I guess I'm sort of in the wrong category for more detailed info on that?

Alex
June 7, 2010 10:27:02 PM

For the motherboard either the Gigabyte GA-X58A-UD3R, Asus P6X58D-E or P6X56E Premium. I'd say the Gigabyte is the best one as it has a lot of good features, is high quality and cheap.

I agree with you about the PSU and two 480s. The release review for it from Anandtech showed it drawing 850 watts under full furmark load. So the Corsair TX950 would be a solid choice. I believe (maybe mistakenly) that there are power considerations for WCing as well. I wouldn't know what they would be tho.

2x4GB sounds like a solid choice to me.

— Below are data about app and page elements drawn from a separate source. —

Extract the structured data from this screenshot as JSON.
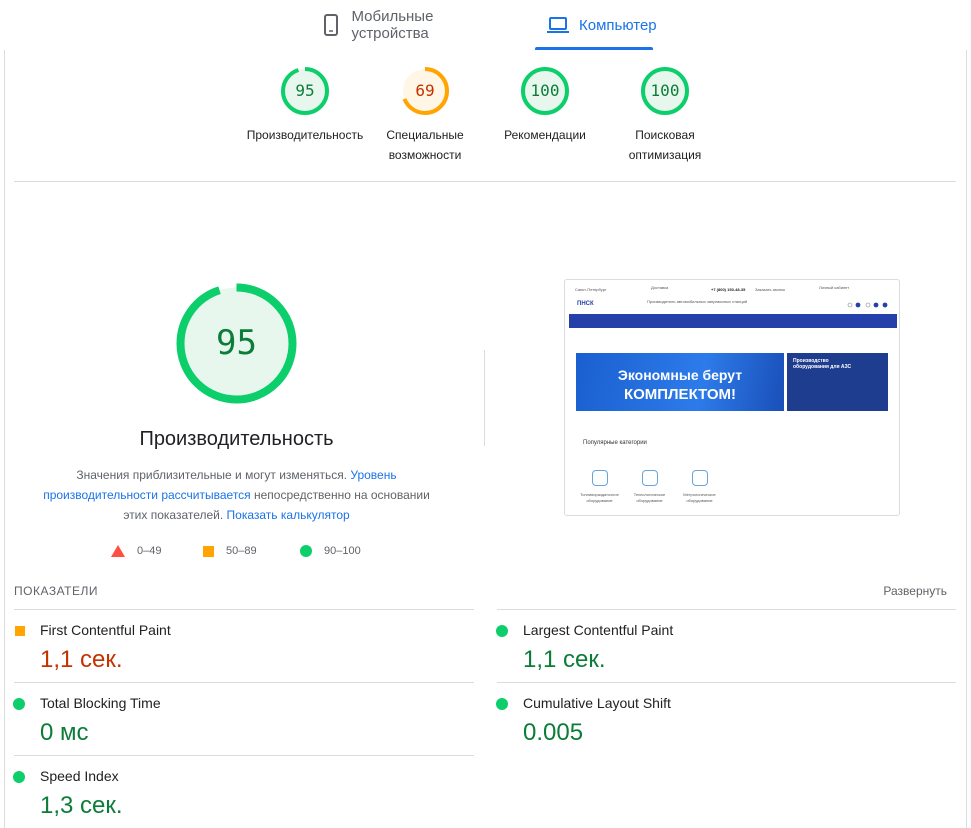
{
  "tabs": [
    {
      "label": "Мобильные устройства",
      "icon": "phone-icon",
      "active": false
    },
    {
      "label": "Компьютер",
      "icon": "laptop-icon",
      "active": true
    }
  ],
  "categories": [
    {
      "score": 95,
      "label_lines": [
        "Производительность"
      ],
      "rating": "good"
    },
    {
      "score": 69,
      "label_lines": [
        "Специальные",
        "возможности"
      ],
      "rating": "average"
    },
    {
      "score": 100,
      "label_lines": [
        "Рекомендации"
      ],
      "rating": "good"
    },
    {
      "score": 100,
      "label_lines": [
        "Поисковая",
        "оптимизация"
      ],
      "rating": "good"
    }
  ],
  "performance": {
    "score": 95,
    "title": "Производительность",
    "desc_1": "Значения приблизительные и могут изменяться. ",
    "desc_link_1": "Уровень производительности рассчитывается",
    "desc_2": " непосредственно на основании этих показателей. ",
    "desc_link_2": "Показать калькулятор"
  },
  "legend": [
    {
      "shape": "triangle",
      "range": "0–49",
      "color": "#ff4e42"
    },
    {
      "shape": "square",
      "range": "50–89",
      "color": "#ffa400"
    },
    {
      "shape": "circle",
      "range": "90–100",
      "color": "#0cce6b"
    }
  ],
  "thumbnail": {
    "city": "Санкт-Петербург",
    "delivery": "Доставка",
    "phone": "+7 (800) 150-48-35",
    "callback": "Заказать звонок",
    "cabinet": "Личный кабинет",
    "logo": "ПНСК",
    "tagline": "Производитель автомобильных заправочных станций",
    "banner_line_1": "Экономные берут",
    "banner_line_2": "КОМПЛЕКТОМ!",
    "promo": "Производство оборудования для АЗС",
    "popular": "Популярные категории",
    "cat_labels": [
      "Топливораздаточное оборудование",
      "Технологическое оборудование",
      "Метрологическое оборудование"
    ]
  },
  "metrics_header": "ПОКАЗАТЕЛИ",
  "expand_label": "Развернуть",
  "metrics": [
    {
      "name": "First Contentful Paint",
      "value": "1,1 сек.",
      "rating": "average"
    },
    {
      "name": "Largest Contentful Paint",
      "value": "1,1 сек.",
      "rating": "good"
    },
    {
      "name": "Total Blocking Time",
      "value": "0 мс",
      "rating": "good"
    },
    {
      "name": "Cumulative Layout Shift",
      "value": "0.005",
      "rating": "good"
    },
    {
      "name": "Speed Index",
      "value": "1,3 сек.",
      "rating": "good"
    }
  ],
  "colors": {
    "accent": "#1a73e8",
    "good": "#0cce6b",
    "average": "#ffa400",
    "good_text": "#0c7d38",
    "average_text": "#c33300"
  }
}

I'm usually about finding the absolute lowest priced quality part necessary for the rig, based specifically on the site the person is going to use. So using a site you can't use in a foreign country to you doesn't make much sense to me, as the cheapest part in one site/country will not be the same in another. For instance there could be something cheaper than the TX950 available that would be very high quality, and also maybe modular which would remove some of the hassle of getting unused cables out of the way.

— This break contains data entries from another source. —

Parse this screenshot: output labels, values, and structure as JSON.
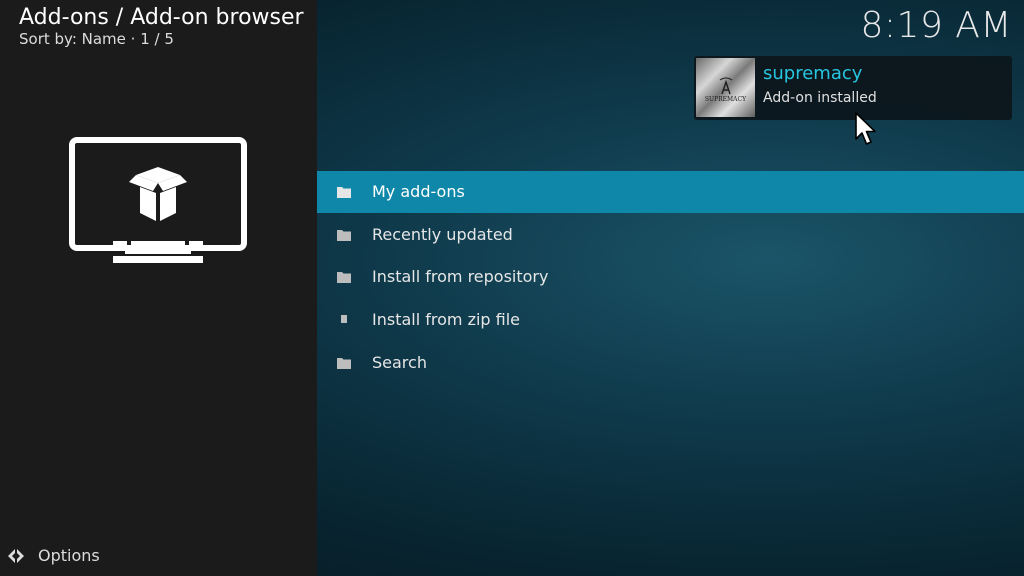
{
  "header": {
    "title": "Add-ons / Add-on browser",
    "sort": "Sort by: Name  ·  1 / 5"
  },
  "clock": "8:19 AM",
  "category": {
    "icon": "addon-box-monitor-icon"
  },
  "menu": {
    "items": [
      {
        "label": "My add-ons",
        "icon": "folder-icon",
        "focused": true
      },
      {
        "label": "Recently updated",
        "icon": "folder-icon",
        "focused": false
      },
      {
        "label": "Install from repository",
        "icon": "folder-icon",
        "focused": false
      },
      {
        "label": "Install from zip file",
        "icon": "file-icon",
        "focused": false
      },
      {
        "label": "Search",
        "icon": "folder-icon",
        "focused": false
      }
    ]
  },
  "notification": {
    "title": "supremacy",
    "message": "Add-on installed",
    "thumb_text": "SUPREMACY"
  },
  "footer": {
    "options_label": "Options",
    "icon": "options-arrows-icon"
  },
  "colors": {
    "focus": "#0f87a8",
    "notification_title": "#27c6e0",
    "left_panel": "#1b1b1b"
  }
}
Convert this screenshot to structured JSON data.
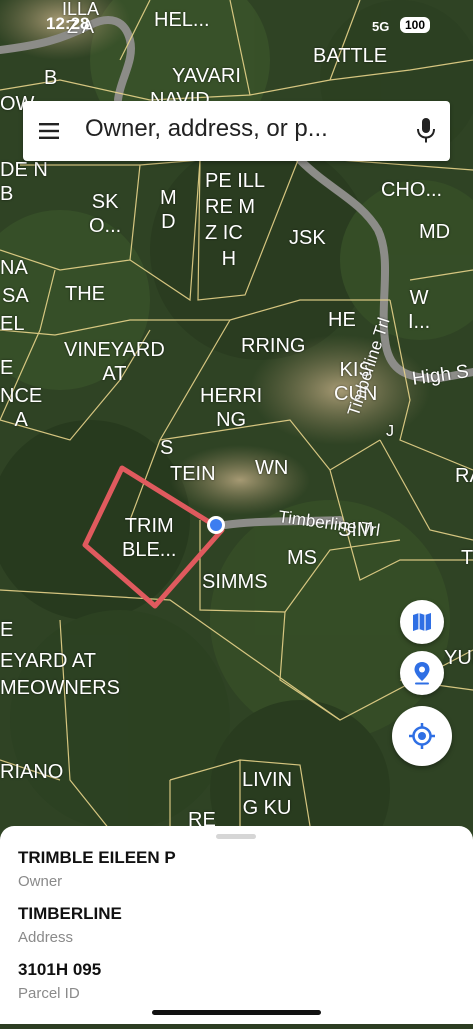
{
  "status_bar": {
    "time": "12:28",
    "network": "5G",
    "battery": "100"
  },
  "search": {
    "placeholder": "Owner, address, or p..."
  },
  "map": {
    "parcel_labels": [
      "ILLA\nZ A",
      "HEL...",
      "BATTLE",
      "B",
      "YAVARI",
      "NAVID",
      "OW",
      "DE N",
      "B",
      "PE ILL\nRE M\nZ IC\n   H",
      "CHO...",
      "SK\nO...",
      "M\nD",
      "JSK",
      "MD",
      "NA",
      "SA",
      "EL",
      "THE",
      "W\nI...",
      "HE",
      "VINEYARD\nAT",
      "RRING",
      "E",
      "NCE\nA",
      "HERRI\nNG",
      "KIS\nCUN",
      "S",
      "TEIN",
      "WN",
      "J",
      "RA",
      "TRIM\nBLE...",
      "SIM",
      "MS",
      "SIMMS",
      "T",
      "E",
      "EYARD AT\nMEOWNERS",
      "YUK",
      "RIANO",
      "LIVIN\nG KU",
      "RE"
    ],
    "road_labels": [
      "Timberline Trl",
      "High S"
    ],
    "selected_parcel_color": "#e05a5e",
    "parcel_line_color": "#e8d48a"
  },
  "controls": {
    "layers": "map-icon",
    "pin": "location-pin-icon",
    "locate": "my-location-icon"
  },
  "parcel_info": {
    "owner_value": "TRIMBLE EILEEN P",
    "owner_caption": "Owner",
    "address_value": "TIMBERLINE",
    "address_caption": "Address",
    "parcel_id_value": "3101H  095",
    "parcel_id_caption": "Parcel ID"
  }
}
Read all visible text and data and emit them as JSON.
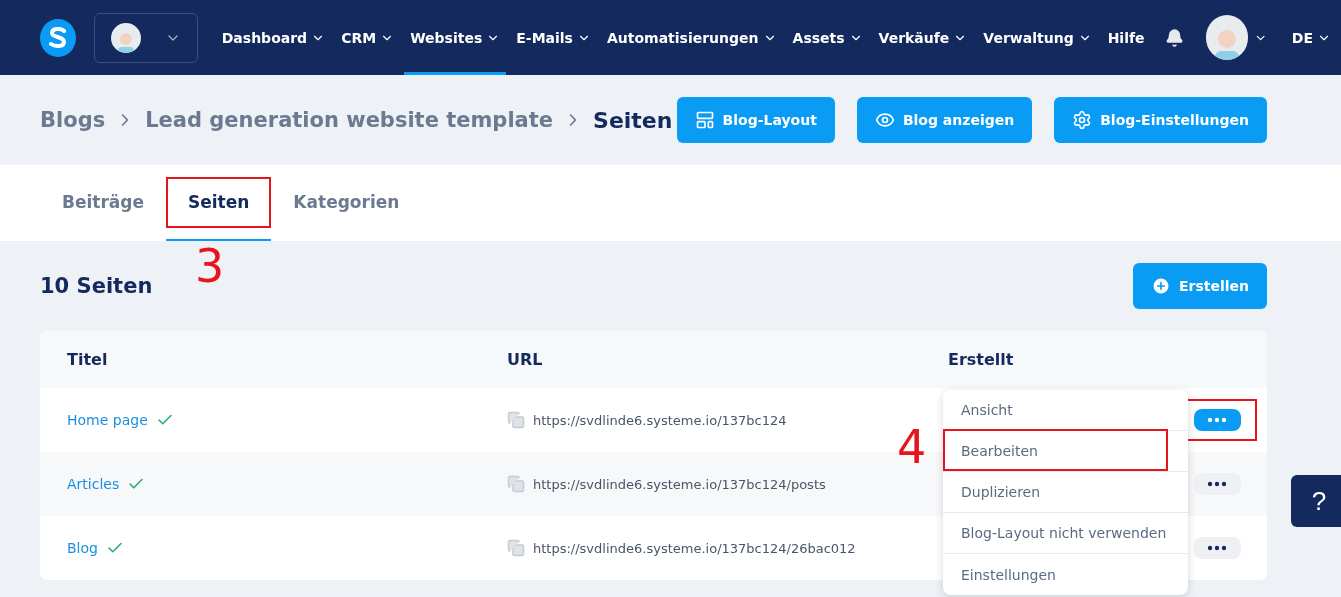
{
  "nav": {
    "items": [
      {
        "label": "Dashboard",
        "selected": false,
        "dropdown": true
      },
      {
        "label": "CRM",
        "selected": false,
        "dropdown": true
      },
      {
        "label": "Websites",
        "selected": true,
        "dropdown": true
      },
      {
        "label": "E-Mails",
        "selected": false,
        "dropdown": true
      },
      {
        "label": "Automatisierungen",
        "selected": false,
        "dropdown": true
      },
      {
        "label": "Assets",
        "selected": false,
        "dropdown": true
      },
      {
        "label": "Verkäufe",
        "selected": false,
        "dropdown": true
      },
      {
        "label": "Verwaltung",
        "selected": false,
        "dropdown": true
      },
      {
        "label": "Hilfe",
        "selected": false,
        "dropdown": false
      }
    ],
    "language": "DE"
  },
  "breadcrumb": [
    "Blogs",
    "Lead generation website template",
    "Seiten"
  ],
  "header_buttons": [
    "Blog-Layout",
    "Blog anzeigen",
    "Blog-Einstellungen"
  ],
  "tabs": [
    {
      "label": "Beiträge",
      "selected": false,
      "highlighted": false
    },
    {
      "label": "Seiten",
      "selected": true,
      "highlighted": true
    },
    {
      "label": "Kategorien",
      "selected": false,
      "highlighted": false
    }
  ],
  "count_title": "10 Seiten",
  "create_button": "Erstellen",
  "table": {
    "columns": [
      "Titel",
      "URL",
      "Erstellt"
    ],
    "rows": [
      {
        "title": "Home page",
        "published": true,
        "url": "https://svdlinde6.systeme.io/137bc124",
        "menu_open": true,
        "highlighted": true
      },
      {
        "title": "Articles",
        "published": true,
        "url": "https://svdlinde6.systeme.io/137bc124/posts",
        "menu_open": false,
        "highlighted": false
      },
      {
        "title": "Blog",
        "published": true,
        "url": "https://svdlinde6.systeme.io/137bc124/26bac012",
        "menu_open": false,
        "highlighted": false
      }
    ]
  },
  "row_menu": [
    {
      "label": "Ansicht",
      "highlighted": false
    },
    {
      "label": "Bearbeiten",
      "highlighted": true
    },
    {
      "label": "Duplizieren",
      "highlighted": false
    },
    {
      "label": "Blog-Layout nicht verwenden",
      "highlighted": false
    },
    {
      "label": "Einstellungen",
      "highlighted": false
    }
  ],
  "annotations": [
    {
      "number": "3"
    },
    {
      "number": "4"
    }
  ],
  "help_button": "?"
}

If you're going to be putting a waterblock on the CPU then you could probably save some money getting the OEM version of the i7-930.
June 7, 2010 10:42:09 PM

6gb will be fine, also a 3 way system with Triple Buffer RAM works best anyway. In reality you are NEVER going to need 24gb of RAM for this set up for what you do. Gaming requires no more than 4gb, and unless oyu are really hardcore into other things I doubt you will even need more than the 6gb you would get for your system. Certainly you would not need to throw away your RAM at any point - maxing out the slots with 2gb sticks will be way in excess of your needs, so you don't need to worry about 4gb sticks
June 8, 2010 3:17:55 AM

Regarding PSUs: You got to plan to use it at 50% the most. Why? It's because the PSU has its best potential under 50% load.

The best way to calculate this is to get those PSU calculators (which I unfortunately can't link at the moment) or you could "guess".

It's recommended to have a 1000 watts PSU for 2 480's and a i7. You get the full and low power ratings of the whole system, calculate a 75% of the power usage and get one that 50% at that.

That's a safety margin (really big one, good for upgrades that won't eat a lot of power, like a possible sound card, more HDDs, etc.).

That's how I try to do stuff. Since it's hard to me to have a oportunity to buy a PC, I go for upgrade-safe builds.
June 8, 2010 9:14:01 AM

Thanks for all your help so far!

PSU:
1000W or 1200W it is then. (going to use the advanced method of "guessing" here XD).
Koolance has this very, very nice 1000W watercooled PSU here, but again, the price is making me cry ;-)
Koolance 1000W Liquid-Cooled Power Supply

Ram:
Then I'll go for 3x2GB, here I agree with Silvune: No point in looking for a good offer here, that I'll have to see for locally

Mobo:
I'm not a fan of ASUS, and the price and features on the gigabyte make my decision easy here:
GIGABYTE GA-X58A-UD3R LGA 1366 Intel X58 SATA 6Gb/s USB 3.0 ATX Intel Motherboard

Now, given that I won't be using SSD and don't need massive amounts of storage, I'm still looking for a good, speedy, hdd

Once I got that, I'll probably go and head over to the Watercooling section with this :) 

Alex
June 8, 2010 1:29:48 PM

SATA 6 is only useful if you use SSDs, because HDDs didn't even saturated SATA 3. You MAY have a faster access to the drive itself, but no much boost.

I suppose Tom's has a article about that (I know I read one somewhere...).
!